I saw this in many places but want to ask my question in a specific example. In Wikipedia article on European Central Bank there is a section Preceded by 17 national banks National Bank of Austria ...
14
votes
4answers
1k views

Is “plastic glass” as a container a valid expression?

In another question here (sanity of a plastic glass!) the term "plastic glass" is being used which sounds somewhat odd to me, but has not been brought into question by any respondents. Maybe it is ...
0
votes
2answers
90 views

Apply to a university to study/for studying..?

I'm writing my CV and do not know how to correctly say that: * After I graduated from X (//X is a high school), I applied to a university to study chemistry and also computer systems. * I'm ...
1
vote
1answer
215 views

How do you say 'cooked pig small intestine filled with pig blood' in English?

In our culture, we usually serve cooked pig small intestine filled with pig blood in times of feast. Is there a single English word for this? In our language, it's Sa-thithun.
0
votes
2answers
174 views

Emphasis is put on relation of A and B, instead of/on

Having the following sentence, I'm not sure how to use prepositions after 'instead': The emphasis is put on the relation between A and B, instead of on A and B themselves. Is "instead of on" ...
0
votes
2answers
654 views

How to say “along the way” when I mean it literally?

I wanted to help a foreigner looking for his guide. I said: Go towards the church, you will meet your guide along the way. I meant that he would meet him while going towards the church. What should ...
1
vote
5answers
108 views

The word for “professional system” or “task system”

I work with software engineering and in norwegian (I'm from Norway) we have a word, "fagsystem", which refers to a software system/application that is specialized to handle a certain kind of business ...
1
vote
2answers
284 views

Converting a sentence to passive with “would”

I know how passive voice is created in general: He is rich => He is said to be rich. People say that he's not able to win => He's said not to be able to win. There is a sentence: He ...
0
votes
2answers
408 views

Opportunity vs chance?

As a non-native English speaker, I wonder what the difference is between the following sentences: It's a chance to work with you. It's an opportunity to work with you. I ask this question, because ...
5
votes
7answers
264 views

What is an English word which means 'bêtement'?

Bêtement is a French word whose literal meaning is 'in the manner of an animal'. It is often used metaphorically, to describe an action carried out in a robotic fashion – without thinking. How would ...
1
vote
2answers
549 views

Translation of foreign company names and abbreviations [closed]

How do I deal with translation of names of foreign organisations or company names and their abbreviations? I have an example where I want to refer to the Swedish television company SVT, which is an ...
3
votes
4answers
448 views

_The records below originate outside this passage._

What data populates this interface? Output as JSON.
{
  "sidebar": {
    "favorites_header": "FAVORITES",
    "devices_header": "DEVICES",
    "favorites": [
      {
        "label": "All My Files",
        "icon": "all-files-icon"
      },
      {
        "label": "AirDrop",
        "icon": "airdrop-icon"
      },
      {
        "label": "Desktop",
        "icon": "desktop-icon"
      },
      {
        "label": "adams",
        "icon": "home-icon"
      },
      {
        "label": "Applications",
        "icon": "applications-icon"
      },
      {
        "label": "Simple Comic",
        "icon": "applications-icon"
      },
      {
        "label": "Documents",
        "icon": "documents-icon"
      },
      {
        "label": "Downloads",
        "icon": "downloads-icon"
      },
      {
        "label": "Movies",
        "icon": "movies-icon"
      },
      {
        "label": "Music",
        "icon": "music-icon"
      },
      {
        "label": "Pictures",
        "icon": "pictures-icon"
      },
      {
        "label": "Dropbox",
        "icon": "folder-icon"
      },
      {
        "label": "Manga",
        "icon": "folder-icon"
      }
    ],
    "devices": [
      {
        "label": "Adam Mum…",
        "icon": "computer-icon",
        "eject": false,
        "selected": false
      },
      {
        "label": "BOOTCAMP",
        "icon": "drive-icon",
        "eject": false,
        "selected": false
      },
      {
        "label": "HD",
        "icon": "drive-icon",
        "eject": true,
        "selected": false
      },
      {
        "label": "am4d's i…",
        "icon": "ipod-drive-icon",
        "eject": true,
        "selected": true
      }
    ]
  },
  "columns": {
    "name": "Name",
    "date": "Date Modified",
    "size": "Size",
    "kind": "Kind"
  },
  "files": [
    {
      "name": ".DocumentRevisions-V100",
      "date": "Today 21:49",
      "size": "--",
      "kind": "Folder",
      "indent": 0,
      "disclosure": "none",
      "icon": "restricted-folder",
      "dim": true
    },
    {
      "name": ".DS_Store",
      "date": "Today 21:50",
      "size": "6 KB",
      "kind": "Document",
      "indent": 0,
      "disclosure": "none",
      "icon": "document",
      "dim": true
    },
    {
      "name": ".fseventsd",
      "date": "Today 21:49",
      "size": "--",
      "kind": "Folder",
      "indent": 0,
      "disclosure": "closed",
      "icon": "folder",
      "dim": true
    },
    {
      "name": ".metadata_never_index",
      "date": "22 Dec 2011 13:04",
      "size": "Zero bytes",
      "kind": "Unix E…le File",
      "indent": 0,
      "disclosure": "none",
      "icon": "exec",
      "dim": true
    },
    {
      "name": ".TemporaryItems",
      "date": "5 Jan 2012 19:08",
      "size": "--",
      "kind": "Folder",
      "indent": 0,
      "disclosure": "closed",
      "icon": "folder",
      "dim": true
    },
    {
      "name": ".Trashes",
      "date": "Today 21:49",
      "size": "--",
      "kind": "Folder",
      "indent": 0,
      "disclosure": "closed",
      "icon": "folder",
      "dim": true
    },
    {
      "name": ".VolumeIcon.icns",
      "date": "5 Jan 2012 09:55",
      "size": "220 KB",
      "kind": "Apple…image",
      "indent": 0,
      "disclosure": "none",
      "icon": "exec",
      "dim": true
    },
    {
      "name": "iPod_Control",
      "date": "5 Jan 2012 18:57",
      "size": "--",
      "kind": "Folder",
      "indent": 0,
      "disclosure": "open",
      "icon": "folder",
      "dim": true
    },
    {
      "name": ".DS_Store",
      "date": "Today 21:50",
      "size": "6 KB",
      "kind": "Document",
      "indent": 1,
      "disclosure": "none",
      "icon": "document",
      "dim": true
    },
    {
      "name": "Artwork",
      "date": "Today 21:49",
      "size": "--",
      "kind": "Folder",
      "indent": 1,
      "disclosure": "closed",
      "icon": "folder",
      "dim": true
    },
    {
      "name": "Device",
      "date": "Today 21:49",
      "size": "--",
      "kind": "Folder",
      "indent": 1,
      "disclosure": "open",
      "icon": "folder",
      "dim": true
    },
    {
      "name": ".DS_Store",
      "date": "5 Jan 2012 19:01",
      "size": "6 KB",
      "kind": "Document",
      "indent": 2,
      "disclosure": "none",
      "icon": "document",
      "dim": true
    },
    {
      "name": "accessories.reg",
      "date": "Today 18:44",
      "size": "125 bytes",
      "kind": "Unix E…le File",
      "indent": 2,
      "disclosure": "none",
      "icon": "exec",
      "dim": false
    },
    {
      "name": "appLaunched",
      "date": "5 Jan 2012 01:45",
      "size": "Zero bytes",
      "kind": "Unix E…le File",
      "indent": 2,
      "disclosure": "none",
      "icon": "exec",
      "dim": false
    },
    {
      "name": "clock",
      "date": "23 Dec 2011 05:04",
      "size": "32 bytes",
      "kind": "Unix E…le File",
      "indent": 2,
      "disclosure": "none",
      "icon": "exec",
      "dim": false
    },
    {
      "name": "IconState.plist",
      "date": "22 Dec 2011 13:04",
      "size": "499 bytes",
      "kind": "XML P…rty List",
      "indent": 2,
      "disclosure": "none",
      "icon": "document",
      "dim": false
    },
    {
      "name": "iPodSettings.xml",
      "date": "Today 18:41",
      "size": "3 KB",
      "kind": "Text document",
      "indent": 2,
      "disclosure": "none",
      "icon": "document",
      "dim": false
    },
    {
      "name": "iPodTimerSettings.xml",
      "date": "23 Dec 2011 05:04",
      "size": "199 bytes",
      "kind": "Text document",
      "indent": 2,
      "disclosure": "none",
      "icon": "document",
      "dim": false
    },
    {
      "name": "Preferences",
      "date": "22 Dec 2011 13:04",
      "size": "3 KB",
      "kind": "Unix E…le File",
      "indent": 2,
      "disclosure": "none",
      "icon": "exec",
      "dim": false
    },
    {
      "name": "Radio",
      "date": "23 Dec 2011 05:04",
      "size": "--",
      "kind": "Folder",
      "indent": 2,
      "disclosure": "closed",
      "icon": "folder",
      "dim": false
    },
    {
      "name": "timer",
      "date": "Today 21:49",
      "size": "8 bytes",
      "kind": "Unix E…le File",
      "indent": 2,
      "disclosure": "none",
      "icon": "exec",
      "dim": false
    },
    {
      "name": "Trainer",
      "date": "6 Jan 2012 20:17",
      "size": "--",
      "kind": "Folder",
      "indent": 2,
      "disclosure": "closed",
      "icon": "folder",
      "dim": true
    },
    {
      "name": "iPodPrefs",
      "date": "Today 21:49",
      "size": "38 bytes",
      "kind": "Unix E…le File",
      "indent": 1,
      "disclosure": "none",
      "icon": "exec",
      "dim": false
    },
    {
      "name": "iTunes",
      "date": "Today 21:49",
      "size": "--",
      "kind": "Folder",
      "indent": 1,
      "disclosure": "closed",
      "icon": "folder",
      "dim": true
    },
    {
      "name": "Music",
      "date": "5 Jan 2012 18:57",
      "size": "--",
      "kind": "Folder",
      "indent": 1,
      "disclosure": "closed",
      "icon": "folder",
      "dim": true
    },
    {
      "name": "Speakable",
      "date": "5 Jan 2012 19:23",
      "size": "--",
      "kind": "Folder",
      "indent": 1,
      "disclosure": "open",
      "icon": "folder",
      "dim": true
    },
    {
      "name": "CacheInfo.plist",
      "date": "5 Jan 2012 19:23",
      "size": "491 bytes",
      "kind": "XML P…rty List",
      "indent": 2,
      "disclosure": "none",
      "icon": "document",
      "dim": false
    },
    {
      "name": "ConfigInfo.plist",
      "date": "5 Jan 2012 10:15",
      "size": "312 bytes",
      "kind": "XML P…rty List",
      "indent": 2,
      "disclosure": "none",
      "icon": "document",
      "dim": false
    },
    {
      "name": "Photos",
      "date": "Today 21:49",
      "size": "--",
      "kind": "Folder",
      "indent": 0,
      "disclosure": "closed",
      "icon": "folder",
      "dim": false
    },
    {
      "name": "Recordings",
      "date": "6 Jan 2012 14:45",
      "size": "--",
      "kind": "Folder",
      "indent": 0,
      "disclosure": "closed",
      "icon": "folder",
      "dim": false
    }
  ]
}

How can I translate “Jeitinho Brasileiro” into English?

Jeitinho Brasileiro can be literally translated to "Brazilian way to do things"! Wikipedia has an article about it. There are various meaning to this expression and one gives the idea of ...
-2
votes
2answers
85 views

What is grammatically incorrect here? [closed]

When the administrator enters an ID of a user to be created, the system checks whether or not this user has not been already created. I have been told it is not correct, where is the problem?
3
votes
3answers
163 views

A correct English expression for heavy and aching head

There is a Russian expression referring to the feeling of heaviness and pain in the head that translates literally as "head is buzzing" or "head is humming" (голова гудит). Is there any similar ...
0
votes
1answer
211 views

I was able to re-introduce the process that had not been done anymore. Past perfect?

I am not sure whether or not there should be past simple or past perfect: I was able to re-introduce the procedure that had not been being followed anymore. I was able to re-introduce the ...